"Get Noticed 2017" project.
Aksesi's main idea is to allow authenticate a user with a password which consists of characters and gestures.
Aksesi as a proxy
In the final version, Aksesi is expected to work as a proxy between client's frontend and backend application.
In this model, Aksesi is responsible only for gesture conversion. Its logic doesn’t depend on any other application. A user sends the authentication request to the Aksesi Proxy, and then the proxy sends the request to the back-end application. It means that the user is not able to see a converted password. Another advantage of this solution is that the back-end application doesn’t know about the proxy so it doesn’t matter if application e.g. uses Single Sign-On mechanism.
Aksesi provides the new level of passwords security.
Despite that Aksesi makes passwords longer, users still see the same length. When a user registers an account or login into the existing one, the proxy will convert gesture into string representation which length will be configurable, like below:
a-<line1>-b-<line2>-c conversion a(string representation of line1)b(string representation of line2)c

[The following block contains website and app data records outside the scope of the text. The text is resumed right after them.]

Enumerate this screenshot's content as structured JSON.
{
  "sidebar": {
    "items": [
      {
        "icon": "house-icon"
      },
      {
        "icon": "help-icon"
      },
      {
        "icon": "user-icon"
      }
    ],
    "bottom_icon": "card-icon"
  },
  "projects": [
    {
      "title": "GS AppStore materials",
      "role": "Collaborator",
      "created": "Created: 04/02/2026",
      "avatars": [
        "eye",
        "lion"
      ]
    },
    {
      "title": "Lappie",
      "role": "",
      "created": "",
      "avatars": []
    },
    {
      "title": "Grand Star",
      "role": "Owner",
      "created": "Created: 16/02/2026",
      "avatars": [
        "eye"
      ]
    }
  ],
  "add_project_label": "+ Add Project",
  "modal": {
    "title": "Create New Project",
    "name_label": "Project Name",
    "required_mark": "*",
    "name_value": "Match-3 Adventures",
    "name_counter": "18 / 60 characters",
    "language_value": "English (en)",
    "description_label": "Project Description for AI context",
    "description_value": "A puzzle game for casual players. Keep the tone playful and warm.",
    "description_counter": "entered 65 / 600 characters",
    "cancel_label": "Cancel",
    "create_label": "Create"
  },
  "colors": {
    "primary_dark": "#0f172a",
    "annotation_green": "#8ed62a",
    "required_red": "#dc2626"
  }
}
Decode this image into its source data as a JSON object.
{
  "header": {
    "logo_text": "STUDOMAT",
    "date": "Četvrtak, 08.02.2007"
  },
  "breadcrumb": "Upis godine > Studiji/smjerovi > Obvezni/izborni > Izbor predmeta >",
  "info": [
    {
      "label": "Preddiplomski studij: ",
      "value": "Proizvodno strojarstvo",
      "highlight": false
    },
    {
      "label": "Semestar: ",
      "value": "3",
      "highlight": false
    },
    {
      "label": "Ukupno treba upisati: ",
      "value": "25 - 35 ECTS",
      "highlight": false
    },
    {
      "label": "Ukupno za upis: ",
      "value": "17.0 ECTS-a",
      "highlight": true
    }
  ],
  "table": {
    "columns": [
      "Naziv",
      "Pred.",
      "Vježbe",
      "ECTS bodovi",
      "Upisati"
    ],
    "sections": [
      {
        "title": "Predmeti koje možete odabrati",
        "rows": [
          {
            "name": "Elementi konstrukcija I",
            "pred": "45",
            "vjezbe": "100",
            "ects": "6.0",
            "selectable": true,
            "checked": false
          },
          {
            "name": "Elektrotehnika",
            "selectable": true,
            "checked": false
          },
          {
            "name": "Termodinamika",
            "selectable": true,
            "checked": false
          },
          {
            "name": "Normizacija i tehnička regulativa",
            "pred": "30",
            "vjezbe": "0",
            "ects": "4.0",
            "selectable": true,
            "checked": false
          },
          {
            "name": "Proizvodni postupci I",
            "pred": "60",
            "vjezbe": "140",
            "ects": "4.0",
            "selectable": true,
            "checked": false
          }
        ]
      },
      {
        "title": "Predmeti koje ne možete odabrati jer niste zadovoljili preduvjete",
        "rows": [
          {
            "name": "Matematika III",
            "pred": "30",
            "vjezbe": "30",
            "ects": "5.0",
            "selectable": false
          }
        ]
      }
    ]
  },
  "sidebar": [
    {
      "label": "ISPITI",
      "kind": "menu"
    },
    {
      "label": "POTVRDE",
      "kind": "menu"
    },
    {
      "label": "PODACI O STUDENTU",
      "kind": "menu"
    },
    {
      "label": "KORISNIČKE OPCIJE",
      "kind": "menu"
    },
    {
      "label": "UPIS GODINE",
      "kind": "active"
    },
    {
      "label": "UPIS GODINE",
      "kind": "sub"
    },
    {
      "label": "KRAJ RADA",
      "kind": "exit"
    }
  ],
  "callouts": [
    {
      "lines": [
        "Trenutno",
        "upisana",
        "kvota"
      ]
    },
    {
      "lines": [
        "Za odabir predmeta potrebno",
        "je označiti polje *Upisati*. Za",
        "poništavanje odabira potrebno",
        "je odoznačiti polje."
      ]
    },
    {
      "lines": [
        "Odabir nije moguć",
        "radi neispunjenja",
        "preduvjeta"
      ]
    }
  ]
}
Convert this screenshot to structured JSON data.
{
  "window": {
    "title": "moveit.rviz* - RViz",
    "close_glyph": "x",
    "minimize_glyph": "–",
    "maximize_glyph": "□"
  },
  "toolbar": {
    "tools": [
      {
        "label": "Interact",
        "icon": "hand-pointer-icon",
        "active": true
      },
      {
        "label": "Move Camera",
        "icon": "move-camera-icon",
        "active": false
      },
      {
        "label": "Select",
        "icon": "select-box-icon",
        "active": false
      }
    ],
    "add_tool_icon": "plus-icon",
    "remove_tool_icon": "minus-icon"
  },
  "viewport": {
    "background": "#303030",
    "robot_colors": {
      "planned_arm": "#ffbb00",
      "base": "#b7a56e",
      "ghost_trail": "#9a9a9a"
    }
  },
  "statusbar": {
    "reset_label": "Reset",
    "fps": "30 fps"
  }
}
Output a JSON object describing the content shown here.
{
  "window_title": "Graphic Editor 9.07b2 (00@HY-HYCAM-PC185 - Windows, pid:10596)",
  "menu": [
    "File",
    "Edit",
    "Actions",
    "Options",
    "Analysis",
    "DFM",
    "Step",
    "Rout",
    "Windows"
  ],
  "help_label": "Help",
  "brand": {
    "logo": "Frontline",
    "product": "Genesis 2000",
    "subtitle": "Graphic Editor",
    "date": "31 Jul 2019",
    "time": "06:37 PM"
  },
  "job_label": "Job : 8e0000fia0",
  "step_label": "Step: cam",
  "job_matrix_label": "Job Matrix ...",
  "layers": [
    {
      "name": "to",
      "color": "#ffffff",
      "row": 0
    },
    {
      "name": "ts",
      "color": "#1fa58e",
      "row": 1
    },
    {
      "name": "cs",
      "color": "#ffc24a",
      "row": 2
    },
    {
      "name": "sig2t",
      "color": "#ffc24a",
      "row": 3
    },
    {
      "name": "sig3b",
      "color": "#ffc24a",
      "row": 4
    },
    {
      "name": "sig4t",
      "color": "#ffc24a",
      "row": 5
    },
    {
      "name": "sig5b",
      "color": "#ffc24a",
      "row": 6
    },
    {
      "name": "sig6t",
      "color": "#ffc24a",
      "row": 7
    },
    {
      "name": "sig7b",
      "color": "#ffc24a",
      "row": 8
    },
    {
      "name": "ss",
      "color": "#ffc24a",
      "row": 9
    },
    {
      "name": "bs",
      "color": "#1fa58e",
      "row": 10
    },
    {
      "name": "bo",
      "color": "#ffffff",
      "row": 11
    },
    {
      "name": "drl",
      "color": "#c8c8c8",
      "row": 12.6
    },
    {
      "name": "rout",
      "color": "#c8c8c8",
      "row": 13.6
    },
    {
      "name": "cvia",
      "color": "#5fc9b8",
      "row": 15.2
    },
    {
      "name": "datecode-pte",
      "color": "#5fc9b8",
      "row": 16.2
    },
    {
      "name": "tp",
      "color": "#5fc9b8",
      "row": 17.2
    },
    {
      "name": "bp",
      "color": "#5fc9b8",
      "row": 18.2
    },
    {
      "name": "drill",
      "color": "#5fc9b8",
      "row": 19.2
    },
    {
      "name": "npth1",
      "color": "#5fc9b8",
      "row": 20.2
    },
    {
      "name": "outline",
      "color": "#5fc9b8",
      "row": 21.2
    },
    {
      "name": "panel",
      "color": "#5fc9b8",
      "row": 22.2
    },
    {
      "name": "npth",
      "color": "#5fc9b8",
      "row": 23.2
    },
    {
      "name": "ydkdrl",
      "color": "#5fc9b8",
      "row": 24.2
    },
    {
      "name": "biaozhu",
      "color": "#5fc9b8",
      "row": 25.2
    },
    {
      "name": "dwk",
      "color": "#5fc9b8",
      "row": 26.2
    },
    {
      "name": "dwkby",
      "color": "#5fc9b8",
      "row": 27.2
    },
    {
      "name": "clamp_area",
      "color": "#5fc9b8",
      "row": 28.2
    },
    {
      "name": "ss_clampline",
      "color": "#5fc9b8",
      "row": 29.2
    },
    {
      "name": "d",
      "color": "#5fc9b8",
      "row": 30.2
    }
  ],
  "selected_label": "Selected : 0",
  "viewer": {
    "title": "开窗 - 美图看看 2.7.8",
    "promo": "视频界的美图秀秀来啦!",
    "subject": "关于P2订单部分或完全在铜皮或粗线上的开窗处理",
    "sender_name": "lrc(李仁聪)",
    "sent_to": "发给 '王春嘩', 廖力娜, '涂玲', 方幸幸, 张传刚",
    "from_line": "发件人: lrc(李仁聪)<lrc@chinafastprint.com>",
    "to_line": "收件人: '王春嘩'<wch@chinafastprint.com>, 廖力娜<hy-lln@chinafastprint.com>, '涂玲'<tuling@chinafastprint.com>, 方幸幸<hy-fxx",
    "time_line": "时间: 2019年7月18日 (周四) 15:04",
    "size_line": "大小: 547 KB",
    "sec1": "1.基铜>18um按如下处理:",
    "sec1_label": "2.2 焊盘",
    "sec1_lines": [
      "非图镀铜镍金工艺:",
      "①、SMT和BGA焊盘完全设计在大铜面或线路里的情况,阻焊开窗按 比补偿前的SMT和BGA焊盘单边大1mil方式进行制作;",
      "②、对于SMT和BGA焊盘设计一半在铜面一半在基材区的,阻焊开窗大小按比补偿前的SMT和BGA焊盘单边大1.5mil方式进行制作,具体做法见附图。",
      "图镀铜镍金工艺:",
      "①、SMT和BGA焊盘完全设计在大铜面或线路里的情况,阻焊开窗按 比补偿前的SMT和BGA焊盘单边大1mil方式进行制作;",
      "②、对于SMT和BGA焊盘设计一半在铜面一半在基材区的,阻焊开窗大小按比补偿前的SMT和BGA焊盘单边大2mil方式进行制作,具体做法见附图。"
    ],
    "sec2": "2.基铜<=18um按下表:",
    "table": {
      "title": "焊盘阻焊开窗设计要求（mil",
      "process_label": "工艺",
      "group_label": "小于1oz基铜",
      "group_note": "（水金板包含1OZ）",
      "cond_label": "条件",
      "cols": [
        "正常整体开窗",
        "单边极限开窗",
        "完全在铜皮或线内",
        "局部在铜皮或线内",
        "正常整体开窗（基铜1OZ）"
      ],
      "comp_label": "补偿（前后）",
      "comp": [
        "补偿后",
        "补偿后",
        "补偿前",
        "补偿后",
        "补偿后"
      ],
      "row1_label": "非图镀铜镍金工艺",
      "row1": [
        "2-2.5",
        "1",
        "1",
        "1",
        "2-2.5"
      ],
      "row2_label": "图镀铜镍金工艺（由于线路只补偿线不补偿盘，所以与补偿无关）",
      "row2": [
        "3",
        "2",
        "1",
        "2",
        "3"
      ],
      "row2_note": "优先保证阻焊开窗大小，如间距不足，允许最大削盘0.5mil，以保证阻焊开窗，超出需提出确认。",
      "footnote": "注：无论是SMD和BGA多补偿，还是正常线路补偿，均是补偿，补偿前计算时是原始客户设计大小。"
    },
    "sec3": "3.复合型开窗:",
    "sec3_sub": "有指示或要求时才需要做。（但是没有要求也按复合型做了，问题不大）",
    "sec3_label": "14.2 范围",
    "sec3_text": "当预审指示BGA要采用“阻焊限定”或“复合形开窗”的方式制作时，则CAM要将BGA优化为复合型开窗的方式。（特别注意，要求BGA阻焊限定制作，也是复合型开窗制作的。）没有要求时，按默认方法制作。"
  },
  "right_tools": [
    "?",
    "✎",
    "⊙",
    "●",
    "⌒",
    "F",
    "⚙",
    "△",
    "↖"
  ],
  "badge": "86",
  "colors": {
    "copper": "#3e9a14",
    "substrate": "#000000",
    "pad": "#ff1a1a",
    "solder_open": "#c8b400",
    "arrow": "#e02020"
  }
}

For the user, the password has the same length: 3 characters and 2 gestures but for the application/database it is a string consisting of many more characters.
Capturing HTTP request
A web browser sends the password as a:
If an attacker doesn’t have access to the converting application, then sets of points are useless. Finding textual gesture's representations will be very time-consuming or almost impossible.
Passwords stored in a browser
Aksesi's frontend module inserts gestures into an input as the '~' character. The client's browser will not save the points so it will be impossible to re-use a stored password. Note that this is one of the drawbacks when using mixed passwords.
Author & contact
Author: Mateusz Brycki